This week I had the pleasure of working with local runner Heather Parks on addressing some of her long-term running injuries. These old injuries include Achilles tendonitis, piriformis syndrome, and multiple ankle sprains along with current foot pain. She has been distance running since she was a young teenager and like many of us, has had some of her injuries show up multiple times. To compensate, she has done what many runners might do: try out different kinds of shoes, add an over-the-counter foot orthotic, ice the injured area and start training the core muscles more. Oh, and ignore some of the pain. Runners are great at ignoring pain and we consciously or unconsciously change our techniques sometimes.
These adjuncts have given her some success, but neglecting proper treatment over time would lead her back to the same types of pain. Recurring themes are an indicator that something is mechanically deficient.
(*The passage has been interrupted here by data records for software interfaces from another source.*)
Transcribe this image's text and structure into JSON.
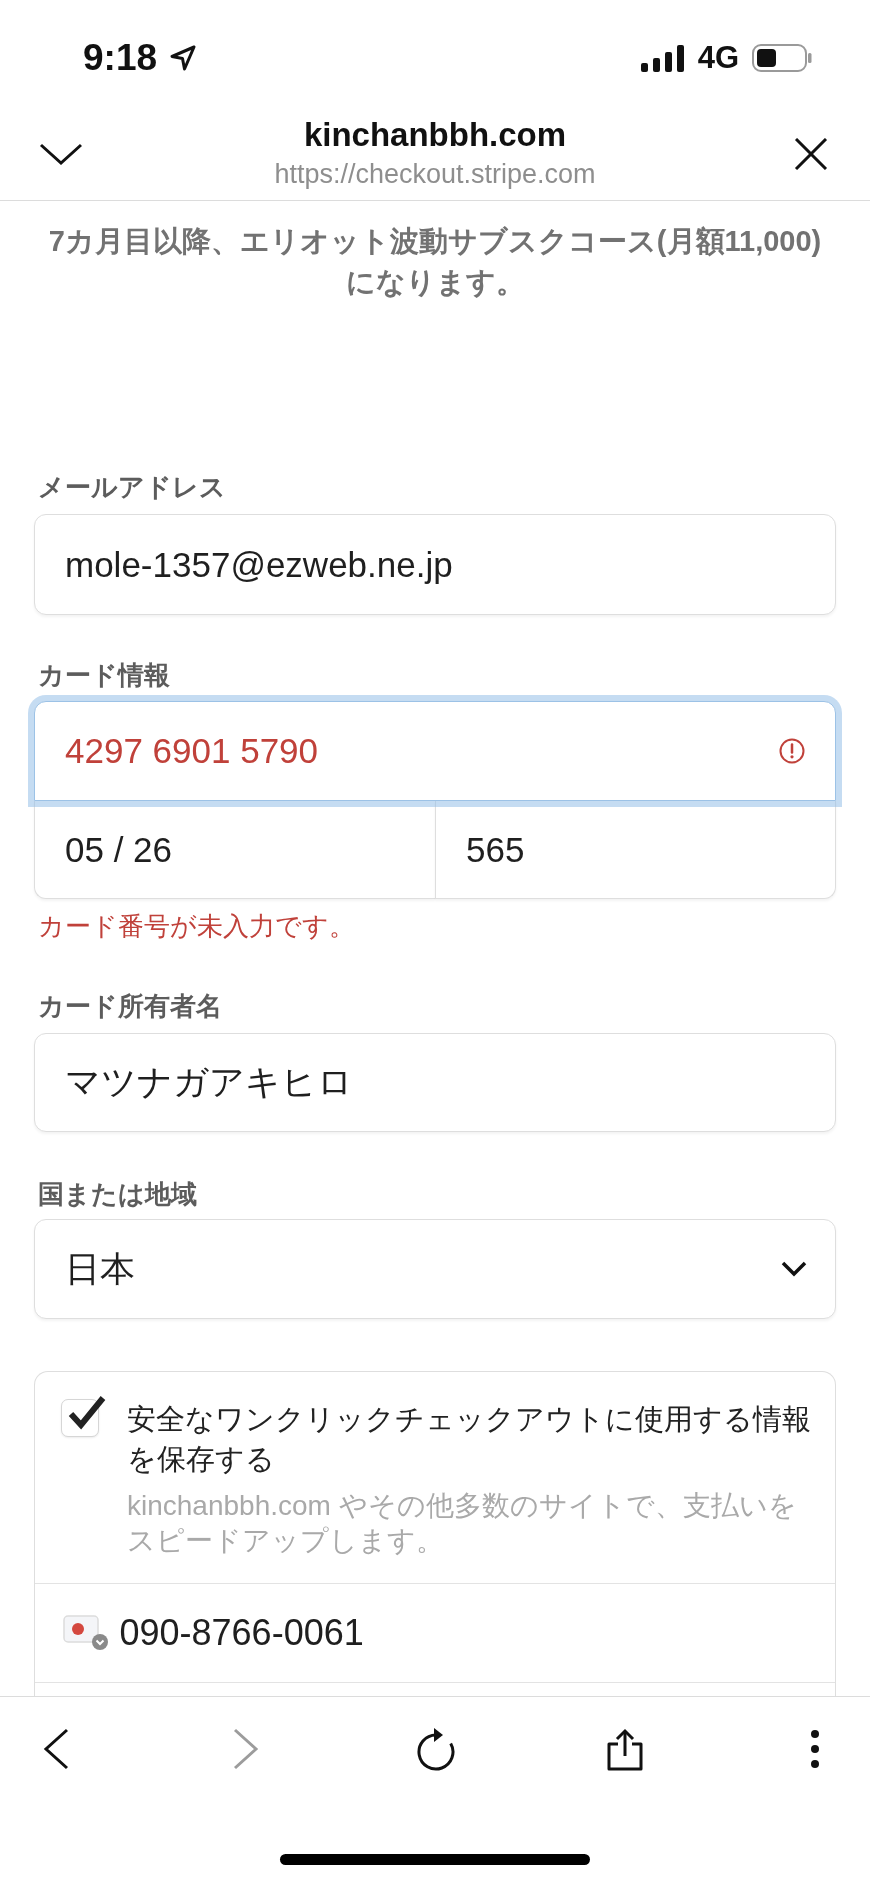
{
  "status_bar": {
    "time": "9:18",
    "network": "4G"
  },
  "browser_header": {
    "title": "kinchanbbh.com",
    "url": "https://checkout.stripe.com"
  },
  "notice": "7カ月目以降、エリオット波動サブスクコース(月額11,000)になります。",
  "email": {
    "label": "メールアドレス",
    "value": "mole-1357@ezweb.ne.jp"
  },
  "card": {
    "label": "カード情報",
    "number": "4297 6901 5790",
    "focused": true,
    "invalid": true,
    "expiry": "05 / 26",
    "cvc": "565",
    "error": "カード番号が未入力です。"
  },
  "cardholder": {
    "label": "カード所有者名",
    "value": "マツナガアキヒロ"
  },
  "country": {
    "label": "国または地域",
    "value": "日本"
  },
  "link_save": {
    "checked": true,
    "title": "安全なワンクリックチェックアウトに使用する情報を保存する",
    "description": "kinchanbbh.com やその他多数のサイトで、支払いをスピードアップします。",
    "phone": "090-8766-0061"
  },
  "toolbar": [
    {
      "kind": "back",
      "disabled": false
    },
    {
      "kind": "forward",
      "disabled": true
    },
    {
      "kind": "reload",
      "disabled": false
    },
    {
      "kind": "share",
      "disabled": false
    },
    {
      "kind": "more",
      "disabled": false
    }
  ]
}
Now Heather is no slouch when it comes to running. She’s run in the US Olympic Marathon Trials. So she’s put big demands on her body in the past, responded well and come out on the other side with greater fitness. Our bodies become really good at improving efficiency within the constraints that they are given. If you learn to run fast with a decreased amount of hip motion, for example, then you have accomplished your goal of running fast but with less than ideal biomechanics. But how long can you keep up this high intensity and high mileage before something in the body begins to wear down prematurely because of the restricted hip motion? The same goes for restricted ankle motion. Someone that is in spectacular physical condition, like Heather, is going to be more resilient. But with time, mileage, and previous injuries, the little mechanical flaws start to add up and pain starts to creep in.
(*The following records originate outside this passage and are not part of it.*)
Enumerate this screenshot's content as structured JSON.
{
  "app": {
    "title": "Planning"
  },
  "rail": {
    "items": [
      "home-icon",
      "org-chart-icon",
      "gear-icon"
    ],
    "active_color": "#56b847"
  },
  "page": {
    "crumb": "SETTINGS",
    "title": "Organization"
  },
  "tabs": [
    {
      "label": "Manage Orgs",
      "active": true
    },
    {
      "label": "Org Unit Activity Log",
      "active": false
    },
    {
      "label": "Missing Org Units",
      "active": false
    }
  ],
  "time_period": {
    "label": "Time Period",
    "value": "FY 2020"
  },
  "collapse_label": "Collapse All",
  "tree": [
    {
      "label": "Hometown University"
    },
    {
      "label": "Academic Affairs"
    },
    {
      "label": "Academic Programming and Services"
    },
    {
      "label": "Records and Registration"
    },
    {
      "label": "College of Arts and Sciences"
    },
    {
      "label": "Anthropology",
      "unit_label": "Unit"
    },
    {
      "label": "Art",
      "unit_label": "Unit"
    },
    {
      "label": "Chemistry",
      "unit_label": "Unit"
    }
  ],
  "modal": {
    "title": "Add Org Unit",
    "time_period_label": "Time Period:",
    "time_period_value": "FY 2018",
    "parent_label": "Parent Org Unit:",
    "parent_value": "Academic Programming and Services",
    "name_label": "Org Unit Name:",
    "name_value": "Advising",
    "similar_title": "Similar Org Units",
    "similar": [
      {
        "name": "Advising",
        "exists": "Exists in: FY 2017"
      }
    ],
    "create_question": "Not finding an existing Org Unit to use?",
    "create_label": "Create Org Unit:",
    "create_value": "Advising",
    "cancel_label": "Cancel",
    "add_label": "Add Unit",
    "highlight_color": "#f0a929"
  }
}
Increasing her intensity with track workouts and turning on the tight corners of an indoor track would stir some of these things up predictably. Running track turns are very repetitive when performed in the same direction and force us into a slight asymmetry with every step. Wearing racing flats would increase her pain as well. This is likely related to the lowered heel height of the shoe that places more load on the calf and Achilles tendon. Despite decreasing her mileage earlier this week, Heather continued to have right heel pain multiple days later. She had a hunch her history of calf and Achilles pain could be related. And it is. But we’ll get to that later.
First, let’s look at her examination findings. Initially, I noticed a significant right calf muscle atrophy (smaller muscle). When instructed to do a calf raise onto her forefoot Heather did 20 repetitions on her left side but only managed 10 on the right side - and the technique was lacking. She demonstrated weakness of both hamstrings groups (but worse on the right). Her right gluteus medius muscle at the hip was a grade weaker than the left side. She was unable to squat fully to the ground while keeping her entire foot in contact because of the shortness in her lower leg muscles. She was also unable to squat fully because of her tendency to be reliant on her quadriceps muscles and is unaware of how to to use her hip muscles for strength and stability. When squatting on a single leg her right knee tended to drift toward the midline of her body, which is a sign of poor hip control, again linking back to the weak gluteal muscles. Her single leg balance with her eyes closed was better than many people at 16 seconds on the right leg and 12 seconds on the left leg but I’d rather both of them be at least 30 seconds. Heather could hold a side plank on her right side for 45 seconds but could manage only 25 seconds for the left side.
Watching Heather run on the treadmill, it was noticeable that she occasionally had her right leg land closer to her body’s midline instead of directly under her hip joint. I never saw the left leg do this. This was not a huge amount by any means, about ¾” to 1” of deviation. Less experienced and weaker runners commonly land with both of their feet heading toward midline, often because of decreased hip muscle strength or activation issues. Also, it was apparent that her right ankle was rarely moving through its full available range of motion and this would cause her to prematurely lift her heel from the ground during the running stride and lead to a rocking over the base of the big toe. It also caused the right heel to whip out just before her foot lifted from the treadmill. By relying on the foot to do the work of the ankle she has demanded more from the muscles and tissue within the bottom of the foot.
In general, many of these are meaningful asymmetries, or imbalances. Distance runners don’t do well with asymmetries because we go through thousands of repetitions and then fatigue later in a run makes any flaw even more catastrophic. Heather’s physical examination correlates well with her running technique. She uses what strength and motion she has to perform the task of running. Can we fix a couple things? Yes!
Afterwards, I used trigger point dry needling on her right foot to help with the tenderness and pain there. I also used the needling at her lower leg to loosen some of the calf muscles. This did cause soreness at her calf but upon standing, her heel pain was gone. I then taught her a handful of exercises to reinforce the motion increases at the ankle and teach her how to allow the ankle’s available motion. This ankle motion will not translate directly into her running right away and will first take work in her home exercise program. She also started working on the “penguin walk” activation exercise to help her learn to use the gluteus medius more on the right side with running. Heather was able to return to running at a high level on the same day with a 6 mile tempo run at 6:30 per mile pace with minimal pain.
We will meet again in the next couple weeks to see how she is progressing with her exercises and spend more time on the manual therapy required to increase her ankle motion and decrease stress on the foot and lower leg.